“We seem to have had a little bit of the same thing with the Kitty Hawk, where the military may have made a decision that was not communicated to the political side of the government,” Mr. Gates said. “Now, I don’t know that for a fact, but there’s just some hint of that.”
A senior defense official said that Chinese President Hu Jintao was familiar with China’s secret anti-satellite weapon program but may not have known about the Jan. 11 test, which contradicted China’s public position against the development and deployment of space weapons.
A senior U.S. military officer said there also were signs earlier this year that senior Chinese air force generals were not aware of the existence of the anti-satellite weapons program, which is thought to be a top-secret effort directed by the Communist Party’s Central Military Commission.
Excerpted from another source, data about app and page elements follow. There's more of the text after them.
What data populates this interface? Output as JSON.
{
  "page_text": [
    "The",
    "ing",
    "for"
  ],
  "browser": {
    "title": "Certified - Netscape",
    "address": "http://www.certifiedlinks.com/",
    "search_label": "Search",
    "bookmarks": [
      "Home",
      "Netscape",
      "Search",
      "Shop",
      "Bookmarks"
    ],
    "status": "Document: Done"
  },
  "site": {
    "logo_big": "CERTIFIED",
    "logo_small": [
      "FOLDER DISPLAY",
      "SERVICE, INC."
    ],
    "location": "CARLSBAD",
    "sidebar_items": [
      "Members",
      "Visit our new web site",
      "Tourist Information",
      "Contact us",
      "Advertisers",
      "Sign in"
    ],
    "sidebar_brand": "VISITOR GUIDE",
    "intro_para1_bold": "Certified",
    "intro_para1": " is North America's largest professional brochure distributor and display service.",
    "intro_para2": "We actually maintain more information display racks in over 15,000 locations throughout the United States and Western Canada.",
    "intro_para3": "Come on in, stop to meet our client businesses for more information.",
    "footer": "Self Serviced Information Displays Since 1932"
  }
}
It is led by Mr. Hu as chairman and has two senior Chinese generals as vice chairmen.
Intelligence officials are said to disagree over the analysis of a Chinese leadership split, with pro-China analysts citing a split as explaining hostile Chinese behavior as the result of differences between hawks and doves. A similar analysis during the Cold War sought to explain Soviet behavior, though post-Cold War analysis showed the appearance to be deliberate disinformation.
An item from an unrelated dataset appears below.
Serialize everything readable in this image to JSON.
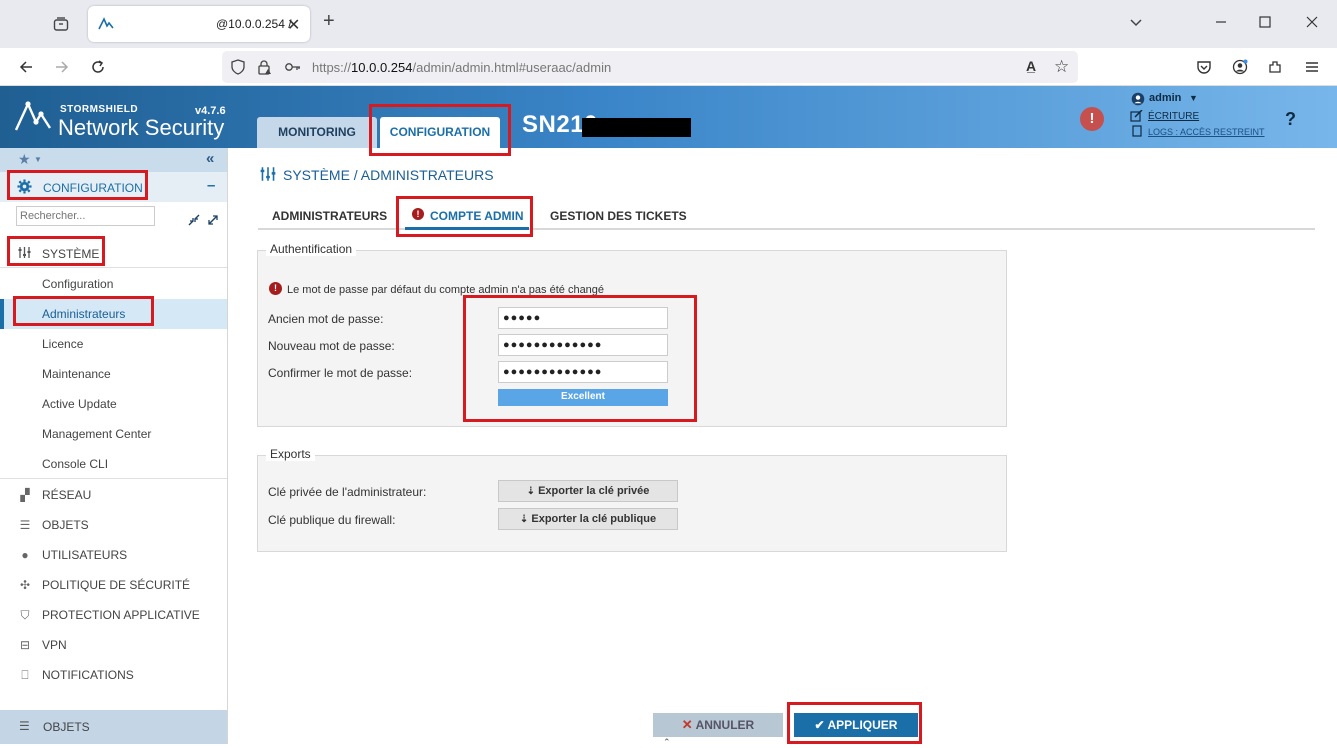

Still, worries over suspected divisions in China’s leadership are prompting concerns about the control over China’s nuclear arsenal, which is currently expanding in both quantity and quality, defense officials said. China’s military is deploying three new types of advanced, long-range nuclear missiles and a new class of ballistic-missile submarines.
Chinese military leaders so far have not agreed to U.S. government requests for talks on strategic nuclear weapons, despite a promise made by Mr. Hu to President Bush last year to send the commander of China’s nuclear forces to visit the United States and the military’s U.S. Strategic Command. China’s military leaders are said to fear that talks on nuclear forces with the U.S. will lead to disclosures of information that could be used against China in a conflict.
U.S. intelligence agencies know very little about the forces and command-and-control arrangements for China’s nuclear weapons, which are estimated to include about 20 long-range nuclear missiles and several hundred shorter-range, nuclear-capable missiles.
Mr. Gates said that China is continuing its military buildup but that he does not consider China “an enemy.”
“I think there are opportunities for continued cooperation in a number of areas,” he said. “I still think it’s important for us to develop the strategic dialogue with China where we sit down and talk about how we see the threat, how each of us perceives the threat and the purpose behind our modernization programs and so on.”
Richard Fisher, a specialist on the Chinese military, said Mr. Gates’ comments on a possible split among Chinese leader is a cause for concern and should be clarified.
“If such a split is real, then he should also explain if there is a danger of a [military] coup against the party,” said Mr. Fisher, vice president of the International Assessment and Strategy Center. “Such a coup could lead to a PLA-led war against Taiwan for ‘national unity,’ a war that could easily escalate into a nuclear exchange.”
Mr. Fisher said he knows of disturbing reports of tensions between the ruling Communist Party and the military over efforts by Mr. Hu to crack down on corruption in the military.
Marine Corps Gen. James E. Cartwright, vice chairman of the Joint Chiefs of Staff, who appeared with Mr. Gates, also said he wants to develop closer lines of communication with the Chinese military to avoid misunderstandings over issues like the Kitty Hawk, the anti-satellite test and Taiwan.
Asked about tensions between China and Taiwan over Taipei’s plan to hold a nationwide vote seeking United Nations membership under the name Taiwan, instead of the formal Republic of China, Mr. Gates said he is not worried “there will be a military reaction.”
Mr. Gates also called “specious” claims in the Chinese and U.S. press that the reason the Kitty Hawk was blocked from Hong Kong was Chinese anger that the defense secretary had not warned Chinese military leaders during his visit to China in October that the Pentagon was set to sell upgraded Patriot missile equipment to Taiwan.